- _Instructions to follow_
Write out the data that follows exactly, keeping every picture out.

- _Dataset_
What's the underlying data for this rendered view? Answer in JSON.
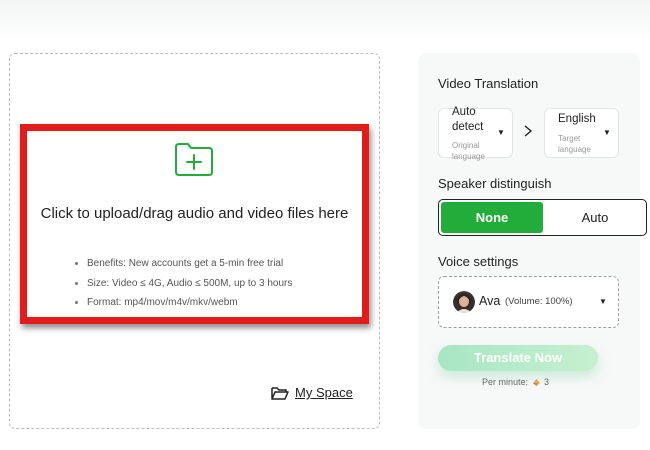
{
  "upload": {
    "title": "Click to upload/drag audio and video files here",
    "benefits": [
      "Benefits: New accounts get a 5-min free trial",
      "Size: Video ≤ 4G, Audio ≤ 500M, up to 3 hours",
      "Format: mp4/mov/m4v/mkv/webm"
    ],
    "my_space_label": "My Space"
  },
  "panel": {
    "video_translation_label": "Video Translation",
    "source_lang": {
      "line1": "Auto",
      "line2": "detect",
      "sub1": "Original",
      "sub2": "language"
    },
    "target_lang": {
      "value": "English",
      "sub1": "Target",
      "sub2": "language"
    },
    "speaker_label": "Speaker distinguish",
    "speaker_options": {
      "none": "None",
      "auto": "Auto",
      "selected": "None"
    },
    "voice_label": "Voice settings",
    "voice": {
      "name": "Ava",
      "volume": "(Volume: 100%)"
    },
    "translate_button": "Translate Now",
    "per_minute_label": "Per minute:",
    "per_minute_cost": "3"
  },
  "colors": {
    "accent_green": "#22ad3a",
    "highlight_red": "#e31b1b",
    "button_green_light": "#a8e6c4"
  },
  "icons": [
    "folder-plus-icon",
    "folder-open-icon",
    "arrow-right-icon",
    "caret-down-icon",
    "coin-icon"
  ]
}
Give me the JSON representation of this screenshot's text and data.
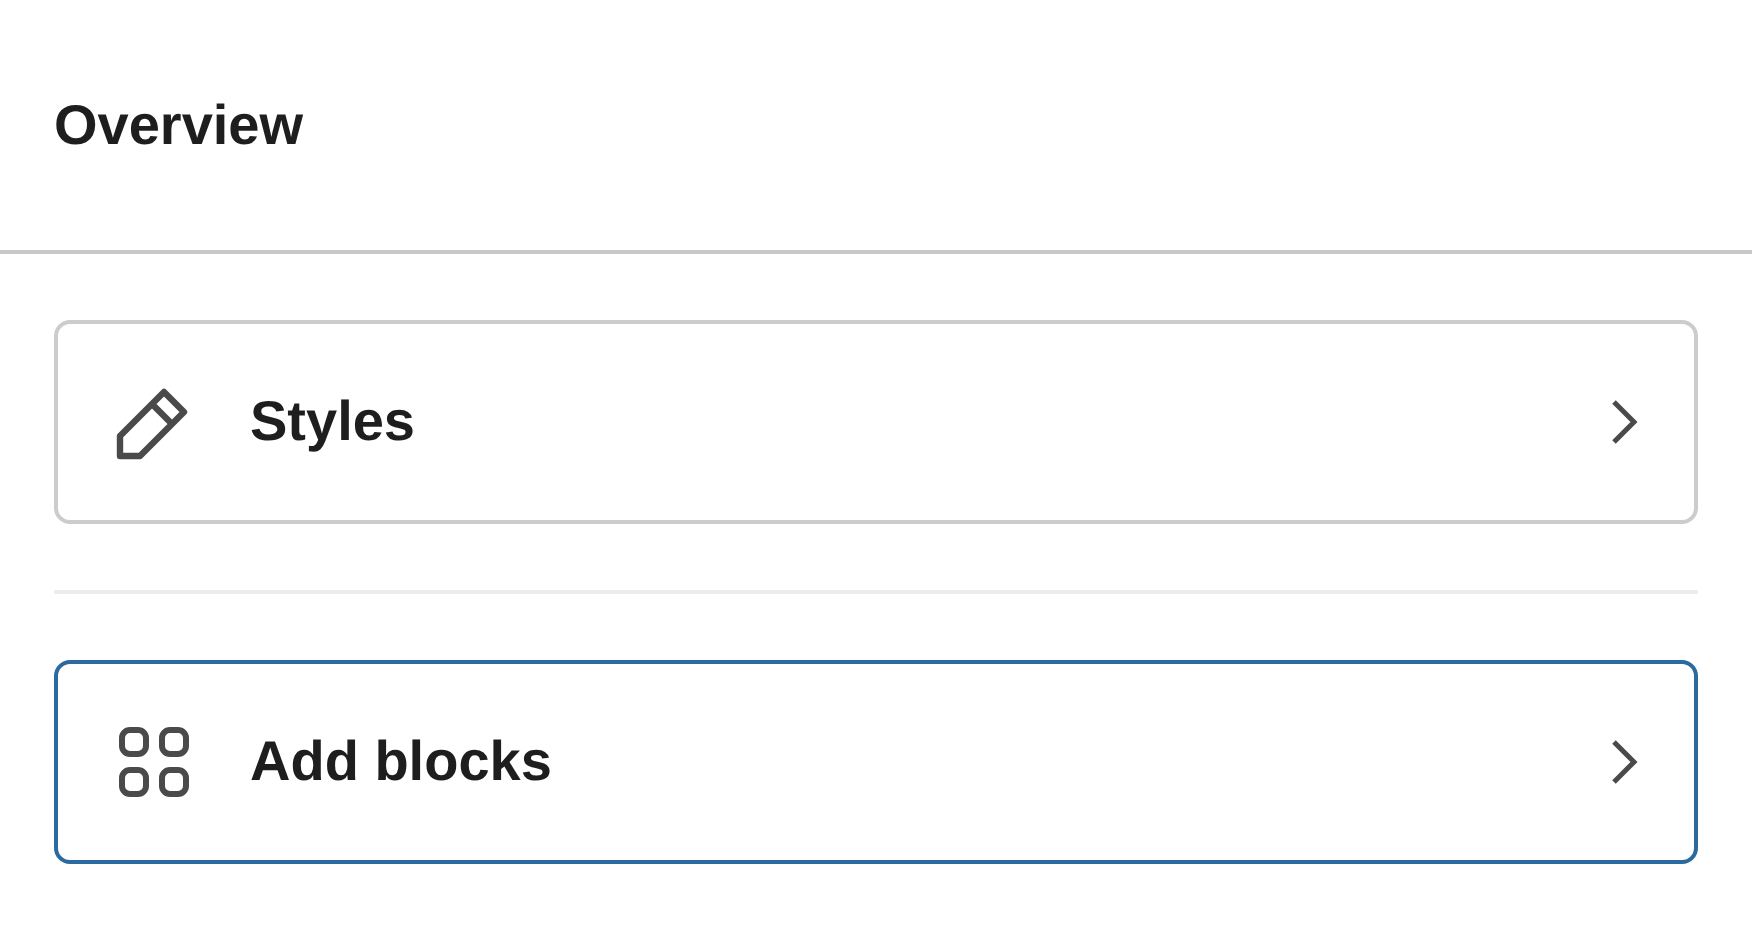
{
  "header": {
    "title": "Overview"
  },
  "items": [
    {
      "label": "Styles",
      "kind": "pencil",
      "hovered": false
    },
    {
      "label": "Add blocks",
      "kind": "grid",
      "hovered": true
    }
  ]
}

- _Written answer_
What's the underlying data for this rendered view? Answer in JSON.
{
  "upload": {
    "title": "Click to upload/drag audio and video files here",
    "benefits": [
      "Benefits: New accounts get a 5-min free trial",
      "Size: Video ≤ 4G, Audio ≤ 500M, up to 3 hours",
      "Format: mp4/mov/m4v/mkv/webm"
    ],
    "my_space_label": "My Space"
  },
  "panel": {
    "video_translation_label": "Video Translation",
    "source_lang": {
      "line1": "Auto",
      "line2": "detect",
      "sub1": "Original",
      "sub2": "language"
    },
    "target_lang": {
      "value": "English",
      "sub1": "Target",
      "sub2": "language"
    },
    "speaker_label": "Speaker distinguish",
    "speaker_options": {
      "none": "None",
      "auto": "Auto",
      "selected": "None"
    },
    "voice_label": "Voice settings",
    "voice": {
      "name": "Ava",
      "volume": "(Volume: 100%)"
    },
    "translate_button": "Translate Now",
    "per_minute_label": "Per minute:",
    "per_minute_cost": "3"
  },
  "colors": {
    "accent_green": "#22ad3a",
    "highlight_red": "#e31b1b",
    "button_green_light": "#a8e6c4"
  },
  "icons": [
    "folder-plus-icon",
    "folder-open-icon",
    "arrow-right-icon",
    "caret-down-icon",
    "coin-icon"
  ]
}
Give me the JSON representation of this screenshot's text and data.
{
  "header": {
    "title": "Overview"
  },
  "items": [
    {
      "label": "Styles",
      "kind": "pencil",
      "hovered": false
    },
    {
      "label": "Add blocks",
      "kind": "grid",
      "hovered": true
    }
  ]
}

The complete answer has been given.